Of all the Ninth Doctor books I’ve read, I liked The Monsters Inside the most

Of the five Ninth Doctor New Series Adventures I’ve read so far (The Clockwise Man the only one missing), I liked The Monsters Inside the most. It has very good mix of action and fun, and is the novel that portrays the Doctor-Rose the dynamic the best, despite the fact that they are separated for large portions of the novel. Some parts of the plot seem somewhat rushed – for example, the conclusion – but overall the novel has a very nice flow and never has any dull phases. In what seems to be a constant among most of the New Series Adventures, parts of the novel are rather predictable, but in contrast to some of the other novels, The Monsters Inside also has some surprise twists you won’t predict right away, so I won’t harp on about that too much. The Raxacoricofallapatorians work better in prose than on TV, because just reading about them isn’t quite as distractingly silly as seeing their rather cringeworthy appearance onscreen. All the mentioning of their flatulence is something that could turn off readers, I guess, but I didn’t have a problem with it, so I would say that the novel actually manages to add something to this race to make them actually worthy antagonists for the Doctor.

This novel does more for Rose than many of the TV episodes

Regarding the characterisations: separating the Doctor and Rose actually works in favour of the novel, as it gives Rose room to show more of her personality, and also shows that she can make a difference without the Doctor. I would argue that this novel does more for her than many of the TV episodes. The Monsters Inside also has the best portrayal of the Ninth Doctor; even if I hadn’t known which Doctor this novel featured, it would have been clear very soon, as Stephen Cole has his mannerisms and tics down pat. As always, and understandably, the original characters are more hit and miss. Some, like Flowers and the Raxacoricofallapatorians, are fleshed out pretty well, but others aren’t fleshed out more than absolutely necessary, like the Doctor’s fellow scientist prisoners, or a couple of characters in Rose’s part of the prison. Overall none of the characters remain one-dimensional, though, and have enough flesh on their bones to fulfill their roles in the novel.

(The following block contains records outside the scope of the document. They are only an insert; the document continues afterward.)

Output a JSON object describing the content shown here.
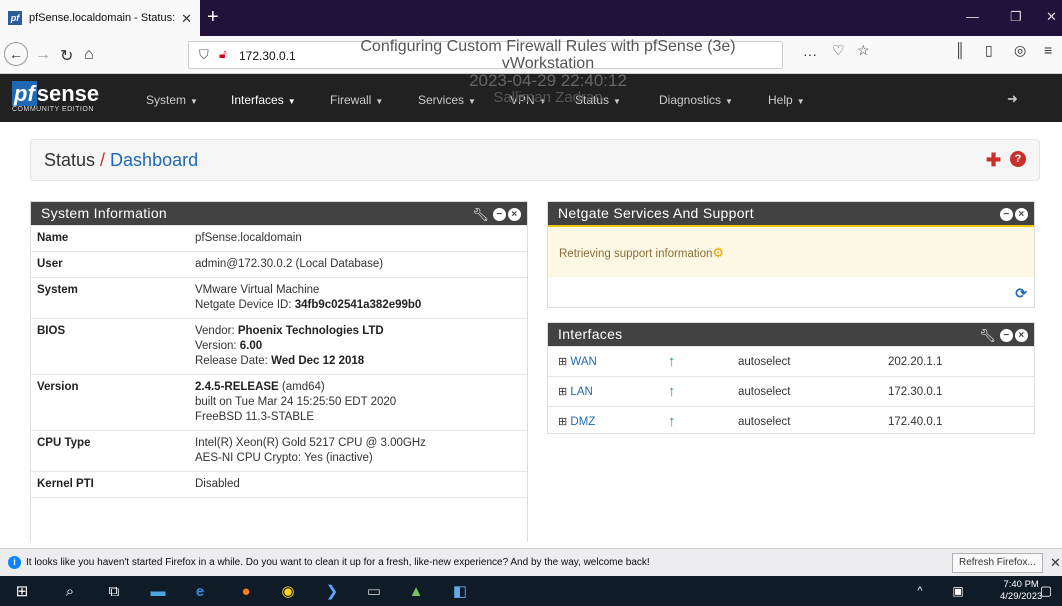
{
  "browser": {
    "tab_title": "pfSense.localdomain - Status: D",
    "tab_favicon": "pf",
    "url": "172.30.0.1",
    "new_tab": "+"
  },
  "watermark": {
    "line1": "Configuring Custom Firewall Rules with pfSense (3e)",
    "line2": "vWorkstation",
    "timestamp": "2023-04-29 22:40:12",
    "name": "Salliman Zadran"
  },
  "pfsense": {
    "logo_text": "sense",
    "logo_pf": "pf",
    "edition": "COMMUNITY EDITION",
    "menu": [
      "System",
      "Interfaces",
      "Firewall",
      "Services",
      "VPN",
      "Status",
      "Diagnostics",
      "Help"
    ]
  },
  "breadcrumb": {
    "root": "Status",
    "sep": " / ",
    "page": "Dashboard"
  },
  "system_info": {
    "title": "System Information",
    "rows": {
      "name_k": "Name",
      "name_v": "pfSense.localdomain",
      "user_k": "User",
      "user_v": "admin@172.30.0.2 (Local Database)",
      "system_k": "System",
      "system_v1": "VMware Virtual Machine",
      "system_v2_label": "Netgate Device ID: ",
      "system_v2_val": "34fb9c02541a382e99b0",
      "bios_k": "BIOS",
      "bios_v1_label": "Vendor: ",
      "bios_v1_val": "Phoenix Technologies LTD",
      "bios_v2_label": "Version: ",
      "bios_v2_val": "6.00",
      "bios_v3_label": "Release Date: ",
      "bios_v3_val": "Wed Dec 12 2018",
      "version_k": "Version",
      "version_v1_bold": "2.4.5-RELEASE",
      "version_v1_rest": " (amd64)",
      "version_v2": "built on Tue Mar 24 15:25:50 EDT 2020",
      "version_v3": "FreeBSD 11.3-STABLE",
      "cpu_k": "CPU Type",
      "cpu_v1": "Intel(R) Xeon(R) Gold 5217 CPU @ 3.00GHz",
      "cpu_v2": "AES-NI CPU Crypto: Yes (inactive)",
      "pti_k": "Kernel PTI",
      "pti_v": "Disabled"
    }
  },
  "netgate": {
    "title": "Netgate Services And Support",
    "retrieving": "Retrieving support information"
  },
  "interfaces": {
    "title": "Interfaces",
    "rows": [
      {
        "name": "WAN",
        "media": "autoselect",
        "ip": "202.20.1.1"
      },
      {
        "name": "LAN",
        "media": "autoselect",
        "ip": "172.30.0.1"
      },
      {
        "name": "DMZ",
        "media": "autoselect",
        "ip": "172.40.0.1"
      }
    ]
  },
  "notification": {
    "message": "It looks like you haven't started Firefox in a while. Do you want to clean it up for a fresh, like-new experience? And by the way, welcome back!",
    "button": "Refresh Firefox..."
  },
  "taskbar": {
    "time": "7:40 PM",
    "date": "4/29/2023"
  },
  "colors": {
    "pf_dark": "#212121",
    "pf_blue": "#1e68b5",
    "panel_head": "#424242",
    "accent_red": "#c9302c"
  }
}
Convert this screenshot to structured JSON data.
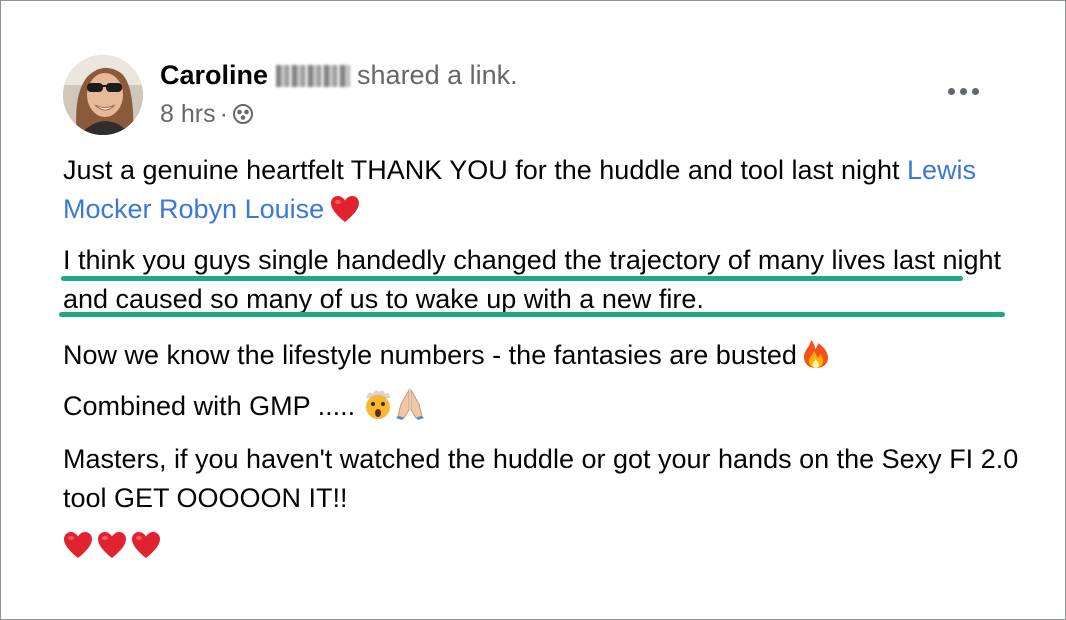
{
  "post": {
    "author_first_name": "Caroline",
    "action_text": "shared a link.",
    "time_ago": "8 hrs",
    "separator": "·",
    "audience": "group-icon",
    "more_options": "more-horizontal-icon"
  },
  "message": {
    "line1_text": "Just a genuine heartfelt THANK YOU for the huddle and tool last night",
    "mentions": [
      "Lewis Mocker",
      "Robyn Louise"
    ],
    "line1_emoji": "red-heart",
    "para2": "I think you guys single handedly changed the trajectory of many lives last night and caused so many of us to wake up with a new fire.",
    "para3": "Now we know the lifestyle numbers - the fantasies are busted",
    "para3_emoji": "fire",
    "para4": "Combined with GMP .....",
    "para4_emojis": [
      "exploding-head-face",
      "folded-hands"
    ],
    "para5": "Masters, if you haven't watched the huddle or got your hands on the Sexy FI 2.0 tool GET OOOOON IT!!",
    "closing_emojis": [
      "red-heart",
      "red-heart",
      "red-heart"
    ]
  },
  "highlight": {
    "color": "#1fa884"
  }
}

Overall The Monsters Inside is a strong novel and a welcome addition to the lore of a sadly rather short-lived incarnation of the Doctor.

Rating: 80%


The Monsters Inside (by Stephen Cole) was released by BBC Books in May 2005.